A filing in the Court of Criminal Appeals of Tennessee states that Brooks was indicted by a grand jury in Wilson County on five counts of theft over $10,000, four counts of theft over $1,000, six counts of fraudulent use of a credit card in the amount of $1,000 to $10,000 and one count of fraudulent use of a credit card in the amount of over $500. The case arose from the misappropriation of about $185,000 from nine clients, according to the filing.
According to a 2008 judgment from the Board of Professional Responsibility of the Supreme Court of Tennessee, Brooks pleaded guilty to four charges of theft over $10,000.
Four charges of theft over $1,000 were dismissed, according to the judgment.
The judgment states that 37 complaints against Brooks are incorporated into various supplemental petitions.
“The pattern seems to be accepting retainers from clients and not performing the work promised, accepting funds to pay experts or as settlement to be disbursed to clients and not disbursing the funds but rather converting them for his own use,” it states.
The judgment states that, in total, Brooks “obtained $250,794.30 of his (clients’) or third parties’ money and converted it to his own use.”
It states that the judgment against Brooks is a default judgment in which all the petitions against him are deemed to be true because he failed to respond to discovery requests.
On Tuesday, Brooks said he did not plead guilty to the charges.
Brooks said his record has been expunged and that he is eligible to apply for reinstatement through the Board of Professional Responsibility of the Supreme Court of Tennessee.
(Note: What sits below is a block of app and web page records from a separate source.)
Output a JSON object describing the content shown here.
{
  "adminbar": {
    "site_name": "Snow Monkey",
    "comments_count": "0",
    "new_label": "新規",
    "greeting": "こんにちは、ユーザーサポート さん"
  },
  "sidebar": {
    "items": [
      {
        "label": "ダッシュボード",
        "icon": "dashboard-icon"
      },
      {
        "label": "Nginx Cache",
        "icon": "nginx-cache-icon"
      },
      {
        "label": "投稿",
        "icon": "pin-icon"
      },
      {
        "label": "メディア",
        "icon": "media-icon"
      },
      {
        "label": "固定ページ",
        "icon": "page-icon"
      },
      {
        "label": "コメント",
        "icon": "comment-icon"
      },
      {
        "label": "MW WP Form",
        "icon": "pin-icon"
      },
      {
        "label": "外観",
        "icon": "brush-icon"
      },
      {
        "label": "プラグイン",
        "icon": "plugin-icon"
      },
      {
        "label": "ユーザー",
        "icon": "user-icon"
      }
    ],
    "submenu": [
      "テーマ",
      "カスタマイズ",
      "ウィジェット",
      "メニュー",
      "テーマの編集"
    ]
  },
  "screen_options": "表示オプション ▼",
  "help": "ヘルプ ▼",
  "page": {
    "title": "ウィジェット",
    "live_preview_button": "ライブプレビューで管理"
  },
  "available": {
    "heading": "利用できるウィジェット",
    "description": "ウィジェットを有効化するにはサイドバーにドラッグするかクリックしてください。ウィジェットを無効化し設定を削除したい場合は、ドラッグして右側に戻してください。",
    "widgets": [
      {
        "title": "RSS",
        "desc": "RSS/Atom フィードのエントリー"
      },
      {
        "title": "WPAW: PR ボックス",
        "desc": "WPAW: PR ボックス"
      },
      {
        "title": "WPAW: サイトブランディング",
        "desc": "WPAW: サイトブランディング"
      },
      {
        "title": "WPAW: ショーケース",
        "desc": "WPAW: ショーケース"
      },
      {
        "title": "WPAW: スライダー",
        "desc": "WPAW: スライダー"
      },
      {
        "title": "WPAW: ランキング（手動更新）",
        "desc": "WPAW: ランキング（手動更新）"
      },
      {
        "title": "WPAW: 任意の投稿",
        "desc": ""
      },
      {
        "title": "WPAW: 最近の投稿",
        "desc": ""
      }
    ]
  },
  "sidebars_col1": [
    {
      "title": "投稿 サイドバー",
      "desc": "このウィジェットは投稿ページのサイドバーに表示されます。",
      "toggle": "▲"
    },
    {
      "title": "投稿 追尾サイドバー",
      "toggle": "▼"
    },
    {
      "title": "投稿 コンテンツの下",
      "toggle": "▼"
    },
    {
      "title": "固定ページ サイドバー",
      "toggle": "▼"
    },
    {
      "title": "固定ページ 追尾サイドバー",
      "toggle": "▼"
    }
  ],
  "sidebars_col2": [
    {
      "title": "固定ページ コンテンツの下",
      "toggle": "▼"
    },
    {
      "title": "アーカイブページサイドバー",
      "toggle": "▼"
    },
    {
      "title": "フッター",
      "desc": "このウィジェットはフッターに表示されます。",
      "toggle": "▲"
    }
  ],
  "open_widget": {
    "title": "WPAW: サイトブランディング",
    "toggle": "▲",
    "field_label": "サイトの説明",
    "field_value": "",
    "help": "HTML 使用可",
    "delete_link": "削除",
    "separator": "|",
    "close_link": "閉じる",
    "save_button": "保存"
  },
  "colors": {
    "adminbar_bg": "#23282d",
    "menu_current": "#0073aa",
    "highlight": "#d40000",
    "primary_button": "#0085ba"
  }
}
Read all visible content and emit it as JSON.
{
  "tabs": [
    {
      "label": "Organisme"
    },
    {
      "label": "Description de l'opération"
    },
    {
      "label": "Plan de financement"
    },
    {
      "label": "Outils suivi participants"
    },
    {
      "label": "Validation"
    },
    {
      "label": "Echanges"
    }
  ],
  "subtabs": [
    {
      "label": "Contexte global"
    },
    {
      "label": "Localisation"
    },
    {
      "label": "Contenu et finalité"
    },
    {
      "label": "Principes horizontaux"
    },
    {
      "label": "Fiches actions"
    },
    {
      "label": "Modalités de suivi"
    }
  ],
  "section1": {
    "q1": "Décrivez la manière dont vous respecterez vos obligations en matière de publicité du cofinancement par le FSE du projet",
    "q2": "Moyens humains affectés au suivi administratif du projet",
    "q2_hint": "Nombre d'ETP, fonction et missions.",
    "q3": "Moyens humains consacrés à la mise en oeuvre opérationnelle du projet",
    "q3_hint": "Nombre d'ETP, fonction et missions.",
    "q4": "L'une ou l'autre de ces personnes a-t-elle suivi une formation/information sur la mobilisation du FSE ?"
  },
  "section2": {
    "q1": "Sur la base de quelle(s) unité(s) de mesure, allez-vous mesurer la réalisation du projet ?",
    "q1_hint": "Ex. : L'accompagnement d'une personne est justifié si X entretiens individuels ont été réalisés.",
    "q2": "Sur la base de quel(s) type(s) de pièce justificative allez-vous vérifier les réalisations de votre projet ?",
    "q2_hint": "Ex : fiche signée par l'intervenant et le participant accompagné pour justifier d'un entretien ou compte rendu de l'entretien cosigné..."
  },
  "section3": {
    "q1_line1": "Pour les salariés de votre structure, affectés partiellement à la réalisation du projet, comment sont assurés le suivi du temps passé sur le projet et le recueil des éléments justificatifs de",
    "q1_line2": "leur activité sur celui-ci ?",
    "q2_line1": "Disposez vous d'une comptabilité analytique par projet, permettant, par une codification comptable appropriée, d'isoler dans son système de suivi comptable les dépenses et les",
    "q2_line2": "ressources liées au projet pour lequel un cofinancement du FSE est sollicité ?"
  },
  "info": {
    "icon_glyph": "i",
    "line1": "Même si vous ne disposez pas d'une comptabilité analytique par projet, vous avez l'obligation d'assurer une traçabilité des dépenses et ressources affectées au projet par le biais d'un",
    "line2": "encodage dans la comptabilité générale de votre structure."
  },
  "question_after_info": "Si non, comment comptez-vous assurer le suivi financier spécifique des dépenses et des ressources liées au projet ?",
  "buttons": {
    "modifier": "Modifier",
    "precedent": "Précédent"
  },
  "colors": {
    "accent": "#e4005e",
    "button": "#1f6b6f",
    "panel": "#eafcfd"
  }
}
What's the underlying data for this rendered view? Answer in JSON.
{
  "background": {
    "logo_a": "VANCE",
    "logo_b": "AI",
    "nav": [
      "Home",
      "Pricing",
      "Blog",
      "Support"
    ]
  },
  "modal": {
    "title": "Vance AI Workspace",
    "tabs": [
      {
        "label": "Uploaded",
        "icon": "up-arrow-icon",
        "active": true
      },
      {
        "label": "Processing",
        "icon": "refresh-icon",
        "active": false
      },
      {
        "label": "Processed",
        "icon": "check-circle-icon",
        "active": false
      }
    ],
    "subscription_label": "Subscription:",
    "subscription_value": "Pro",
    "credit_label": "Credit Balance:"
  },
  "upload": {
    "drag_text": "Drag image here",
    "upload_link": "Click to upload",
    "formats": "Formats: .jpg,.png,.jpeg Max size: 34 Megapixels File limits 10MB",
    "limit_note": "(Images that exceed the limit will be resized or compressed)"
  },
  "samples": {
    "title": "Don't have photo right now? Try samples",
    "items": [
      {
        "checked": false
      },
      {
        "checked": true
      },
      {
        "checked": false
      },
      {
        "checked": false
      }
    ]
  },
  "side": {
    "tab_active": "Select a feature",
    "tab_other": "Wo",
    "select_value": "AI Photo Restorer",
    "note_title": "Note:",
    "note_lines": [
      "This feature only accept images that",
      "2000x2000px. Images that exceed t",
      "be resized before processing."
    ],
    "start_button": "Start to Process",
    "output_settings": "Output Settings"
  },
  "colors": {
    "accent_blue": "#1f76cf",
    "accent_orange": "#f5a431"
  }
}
However, he said he has no plans to do so.
Sandy Garrett, chief disciplinary council for the board, said Brooks is eligible for reinstatement because enough time has passed – five years – since his disbarment, but reinstatement would have to be approved by a hearing panel of judges.
Brooks said incidents that led to the charges were not cases of theft, but merely disputes over fees and misunderstandings and that the charges have now been dismissed.
“It took me a long time to clear my name, and I didn’t stop until my name was cleared,” he said.
He produced orders of expungement citing either “successful completion of all probation provisions and proceedings against defendant have been discharged by the court,” or “nolle prosequi entered in the case” as reasons he was entitled to have records related to the charges expunged. “Nolle prosequi” is a declaration by a prosecutor or plaintiff that he or she will not proceed further with a case.
The Board of Professional Responsibility judgment cites court documents wherein Brooks attributed misconduct to a “get-rich-quick” scheme through email that promised investment opportunities in Nigerian oil and gas.
According to the judgment, after researching the offer, Brooks began using clients’ money for investment “with the full assurances that (he) would have the return of the money in time to take care of all disbursements.”
After realizing the opportunity was a scam, he started gambling “under the false hope that (he) could recoup the funds until (he) was reported (to the Board of Professional Responsibility),” according to the judgment.
On Tuesday, Brooks described the narrative within the Board of Professional Responsibility judgment – including the accusation that he used client money for investment in Nigerian oil and gas – as “totally false” and said that the charges arose from fee disputes with clients.
“I totally dispute that and don’t think that’s accurate,” he said.
Brooks said he refunded the money in dispute to clients.
“It’s unfortunate that it rose to that level, but it did,” he said.
Brooks said he doesn’t have a gambling problem.
“I’ve never had a gambling addiction, nor do I gamble,” he said.
Brooks declined to further discuss details of the circumstances that preceded the charges.